to be made.
Some examples of issues that have been investigated to some degree:
It is now possible to investigate which sets of genes are common to
many different organisms, or groups of organisms. Is there a
common core of genes necessary for all life? Is that
core sufficient for life?
If one looks at a specific, and yet fundamental, component such as the
ribosome and the protein synthesis, can one say anything about whether
this system has changed fundamentally through evolution, or has it
stayed basically the same throughout? Have there been
inventions during evolution in such a fundamental
Which genes are necessary for multicellular life
forms; which set of genes are only found in multicellular organisms
but not in unicellular ones?
The rate of horizontal gene transfer (genes that have
jumped the species barrier) among bacteria can now be
investigated. How often, and under what circumstances do bacteria
exchange genes? Has anything similar happened with higher organisms?
Where and how have new genes emerged in evolutionary
history? Can precursors of some gene families be found in
distant relatives of a species?
The problem of identifying and characterizing orthologous genes versus
paralogous genes becomes easier to address (but not necessarily
Warning: The term orthologous and paralogous are
sometimes used to denote functional equivalence, and similarity
without functional equivalence, respectively, but this is frowned upon
by evolutionary biologists.
- Orthologues are genes that have diverged from
a common ancestor because of a speciation event.

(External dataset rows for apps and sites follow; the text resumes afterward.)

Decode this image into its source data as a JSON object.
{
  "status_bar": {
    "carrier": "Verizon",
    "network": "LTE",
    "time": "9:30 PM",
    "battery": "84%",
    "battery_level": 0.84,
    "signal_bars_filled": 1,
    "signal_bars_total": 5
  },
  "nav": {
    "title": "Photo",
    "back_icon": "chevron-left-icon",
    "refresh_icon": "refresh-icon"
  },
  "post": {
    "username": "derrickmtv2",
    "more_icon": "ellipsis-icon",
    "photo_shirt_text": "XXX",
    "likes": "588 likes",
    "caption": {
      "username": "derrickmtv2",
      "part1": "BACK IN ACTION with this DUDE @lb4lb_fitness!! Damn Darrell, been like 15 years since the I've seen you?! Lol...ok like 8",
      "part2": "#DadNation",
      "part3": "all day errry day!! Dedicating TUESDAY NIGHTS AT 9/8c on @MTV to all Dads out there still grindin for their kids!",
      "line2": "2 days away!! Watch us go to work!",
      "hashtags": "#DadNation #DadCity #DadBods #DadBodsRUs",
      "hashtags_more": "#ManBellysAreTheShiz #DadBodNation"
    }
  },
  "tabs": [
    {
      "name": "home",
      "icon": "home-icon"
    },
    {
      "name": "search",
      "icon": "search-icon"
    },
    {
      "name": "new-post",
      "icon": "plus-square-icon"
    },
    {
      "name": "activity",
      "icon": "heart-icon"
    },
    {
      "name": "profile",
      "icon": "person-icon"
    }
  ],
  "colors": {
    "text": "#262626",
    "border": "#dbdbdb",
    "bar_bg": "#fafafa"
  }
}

- Paralogues are genes that have diverged as the
result of a gene duplication event.
Copyright © 2001
$Date: 2001/01/24 10:18:58 $